The following suggests the basic requirements in mathematics for most Advanced level Physics syllabuses in school together with some extensions for more advanced Physics papers. It does not attempt to teach or explain the topics but simply lists them. You should consult your Mathematics or Physics teachers for further help. (Some of these topics may not be required for all syllabuses, however.)

Many of the topics include references to sections of the site where their use is demonstrated.

Students should be able to do the following:

Carry out calculations involving numbers in decimal form.

Make sensible evaluations of numerical expressions using reasonable approximations such as ? = 3.

Express small fractional changes as percentages and vice versa.

Use scientific notation and work out problems in this form.

For example:

1.6x10

Change the subject of an algebraic equation.

For example:

If A = BxC then C = A/B and so B = A/C

Solve algebraic equations of the form: ax

Roots of the equation = [-b ± (b

For example: 2x

In this equation a = 2, b = 5 and c = - 6

The roots are: [-b + (b

So:

[- 5 + (25 + 48)

[-5 + (25 + 48)

Recognise the shape of various graphs (see Introduction, measurement and practical and the separate file in the Advanced section of the site named Graphs)

Recognise the equivalent forms of the logarithms of ab, a/b, x

log (ab) = log a + log b

log (a/b) = log a - log b

log (x

ln(e

log implies a number to the base ten and was written as log

ln implies a number to the base e and was written as log

We now usually write log

Logarithms to other bases (such as 2) would be written as log

Change of Base from base 2 to base 10 calculation of logs to the base 2 The logarithm log

For example: log

Use the binomial theorem to express quantities such as (1 + xn) for small x.

(1 + x

Calculate areas of triangles, circumferences and areas of circles, and volumes of rectangular blocks, cylinders and spheres.

Area of a circle = pr

Circumference of a circle = 2pr (one dimension r)

Surface area of a sphere = 4pr

Volume of a sphere = 4/3pr

Surface area of a cylinder = 2pr

Volume of a cylinder = pr

Surface area of rectangular block with sides a, b and c = 2ab + 4ac

Surface area of cube with sides a = 2a

Volume of rectangular block with sides a, b and c = abc

Volume of cube with sides a = a

Use and apply simple theorems such as Pythagoras'.

Use sine, cosines and tangents.

sin A = opposite side/hypotenuse

cos A = adjacent side/hypotenuse

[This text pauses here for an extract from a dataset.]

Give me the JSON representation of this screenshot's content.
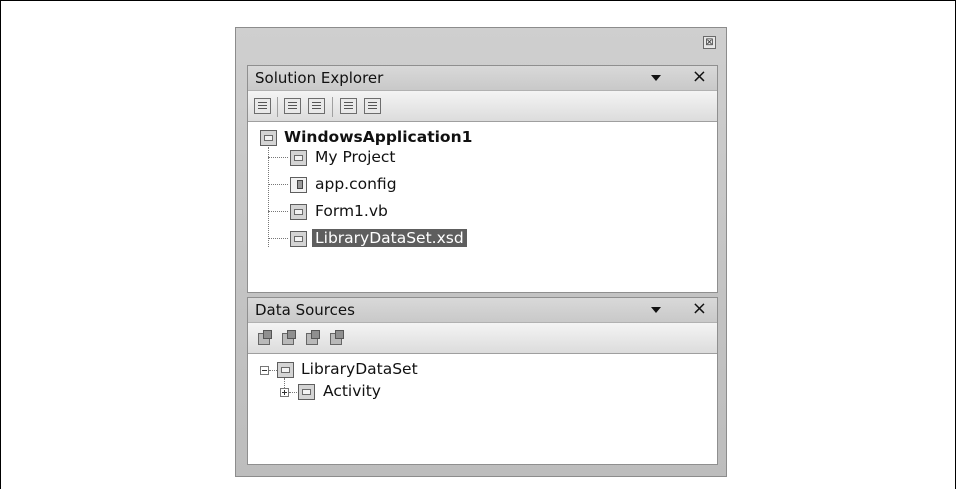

tan A = opposite side/adjacent side

sin A = cos(90 - A)

cos A = sin(90 - A)

Recall and use the expansions of sin(A ± B) and cos(A ± B) as follows:

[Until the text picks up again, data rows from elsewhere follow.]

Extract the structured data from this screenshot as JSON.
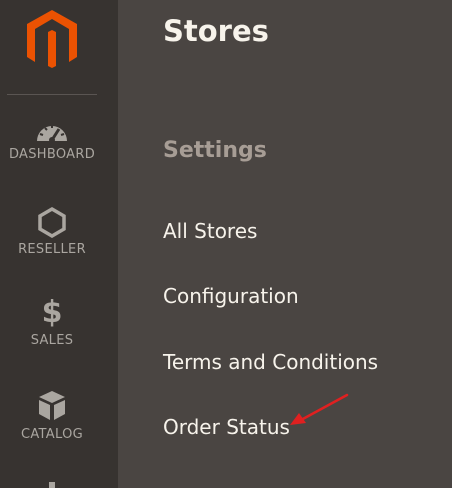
{
  "sidebar": {
    "items": [
      {
        "label": "DASHBOARD",
        "icon": "dashboard-icon"
      },
      {
        "label": "RESELLER",
        "icon": "hexagon-icon"
      },
      {
        "label": "SALES",
        "icon": "dollar-icon"
      },
      {
        "label": "CATALOG",
        "icon": "box-icon"
      }
    ],
    "sales_symbol": "$"
  },
  "panel": {
    "title": "Stores",
    "section": "Settings",
    "links": [
      "All Stores",
      "Configuration",
      "Terms and Conditions",
      "Order Status"
    ]
  },
  "colors": {
    "brand_orange": "#eb5202",
    "annotation_arrow": "#e02020",
    "sidebar_bg": "#373330",
    "panel_bg": "#4a4542"
  }
}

sin(A + B) = sinAcosB + cosAsinB

sin(A - B) = sinAcosB - cosAsinB

cos(A + B) = cosAcos B - sinAsin B

cos(A - B) = cosAcosB + sinAsinB

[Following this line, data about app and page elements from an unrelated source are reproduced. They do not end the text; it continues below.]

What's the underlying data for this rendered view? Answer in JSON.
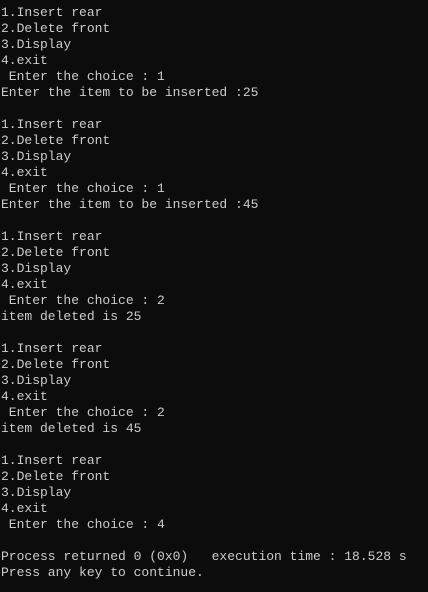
{
  "console": {
    "lines": [
      "1.Insert rear",
      "2.Delete front",
      "3.Display",
      "4.exit",
      " Enter the choice : 1",
      "Enter the item to be inserted :25",
      "",
      "1.Insert rear",
      "2.Delete front",
      "3.Display",
      "4.exit",
      " Enter the choice : 1",
      "Enter the item to be inserted :45",
      "",
      "1.Insert rear",
      "2.Delete front",
      "3.Display",
      "4.exit",
      " Enter the choice : 2",
      "item deleted is 25",
      "",
      "1.Insert rear",
      "2.Delete front",
      "3.Display",
      "4.exit",
      " Enter the choice : 2",
      "item deleted is 45",
      "",
      "1.Insert rear",
      "2.Delete front",
      "3.Display",
      "4.exit",
      " Enter the choice : 4",
      "",
      "Process returned 0 (0x0)   execution time : 18.528 s",
      "Press any key to continue."
    ]
  },
  "colors": {
    "background": "#0c0c0c",
    "foreground": "#cccccc"
  }
}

Recall the following identities:

sin

sin 2A = 2 sin A cos A

cos 2A = 1 - 2 sin

Recall that, when q tends to zero:

sinq tends to q

cos q tends to 1 and

tan q tends to q

If q

Find the resultant of two vectors and the components of a vector in two perpendicular directions.

Use graphical methods to display variables or find values for quantities, choosing suitable values for the axes and suitable scales

Understand the use of the area below a curve when this has a physical significance.

For example a curve of force against velocity. The area between the curve and the velocity axis is the impulse or momentum change of the object

Understand the use of the slope of a tangent to a curve to express rate of change.

Understand the meaning of the sum Sx.

For example:

For n = 1 to 10 Sx

Be able to perform simple differentiation and integration:

d(x

d(sin rx)/dx = r cos rx d(cos rx)/dx = - r sin rx

d(e

For example:

except in the special case where n = -1.

Understand the relation between the derivative and the slope of the curve and also that between the integral and the area below a curve.

Be able to find the maxima and minima of a curve by differentiation.

For example a curve with an equation of: y = 5x

The maximum or minimum of the curve is given when dy/dx = 0.

So: dy/dx =10x - 15 = 0, the minimum occurs when x = +1.5

You can tell it is a minimum because d2y/dx

However for a curve with an equation of: y = 15 +x - 5x

The maximum or minimum of the curve is given when dy/dx = 0.

So: dy/dx =1 10x = 0, the maximum occurs when x = +0.1 (y = 15.05)

You can tell it is a maximum because d2y/dx

Useful numbers: e = 2.7183; 1 radian = 57.3

Translate from degrees to radians and vice versa, where q radians = [2π/360]θ